# [ASSIGNED TASK]
Your answer should be every line below that includes the word "babelbird".

# [RECORDS FOR THE EXERCISE]
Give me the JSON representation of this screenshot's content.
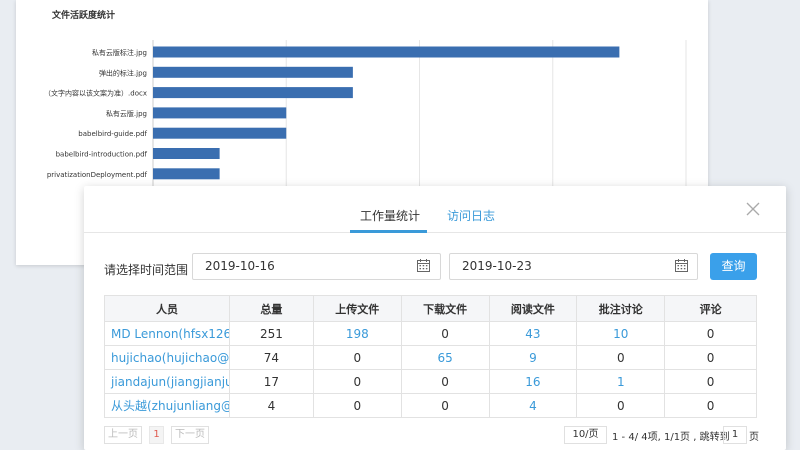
{
  "chart": {
    "title": "文件活跃度统计"
  },
  "chart_data": {
    "type": "bar",
    "orientation": "horizontal",
    "title": "文件活跃度统计",
    "categories": [
      "私有云版标注.jpg",
      "弹出的标注.jpg",
      "（文字内容以该文案为准）.docx",
      "私有云版.jpg",
      "babelbird-guide.pdf",
      "babelbird-introduction.pdf",
      "privatizationDeployment.pdf"
    ],
    "values": [
      7,
      3,
      3,
      2,
      2,
      1,
      1
    ],
    "xlim": [
      0,
      8
    ],
    "bar_color": "#3a6eb0",
    "grid": true
  },
  "modal": {
    "tabs": [
      {
        "label": "工作量统计",
        "active": true
      },
      {
        "label": "访问日志",
        "active": false
      }
    ],
    "filter": {
      "label": "请选择时间范围",
      "start_date": "2019-10-16",
      "end_date": "2019-10-23",
      "query_label": "查询"
    },
    "table": {
      "headers": [
        "人员",
        "总量",
        "上传文件",
        "下载文件",
        "阅读文件",
        "批注讨论",
        "评论"
      ],
      "rows": [
        {
          "name": "MD Lennon(hfsx126...",
          "total": "251",
          "upload": "198",
          "download": "0",
          "read": "43",
          "annotate": "10",
          "comment": "0"
        },
        {
          "name": "hujichao(hujichao@...",
          "total": "74",
          "upload": "0",
          "download": "65",
          "read": "9",
          "annotate": "0",
          "comment": "0"
        },
        {
          "name": "jiandajun(jiangjianju...",
          "total": "17",
          "upload": "0",
          "download": "0",
          "read": "16",
          "annotate": "1",
          "comment": "0"
        },
        {
          "name": "从头越(zhujunliang@...",
          "total": "4",
          "upload": "0",
          "download": "0",
          "read": "4",
          "annotate": "0",
          "comment": "0"
        }
      ]
    },
    "pager": {
      "prev": "上一页",
      "current": "1",
      "next": "下一页",
      "page_size": "10/页",
      "info": "1 - 4/ 4项, 1/1页 , 跳转到",
      "jump_value": "1",
      "jump_suffix": "页"
    }
  },
  "colors": {
    "accent": "#3a9ad9",
    "button": "#3aa0ea",
    "bar": "#3a6eb0"
  }
}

# [REPLY TO THE TASK]
      "babelbird-guide.pdf",
      "babelbird-introduction.pdf",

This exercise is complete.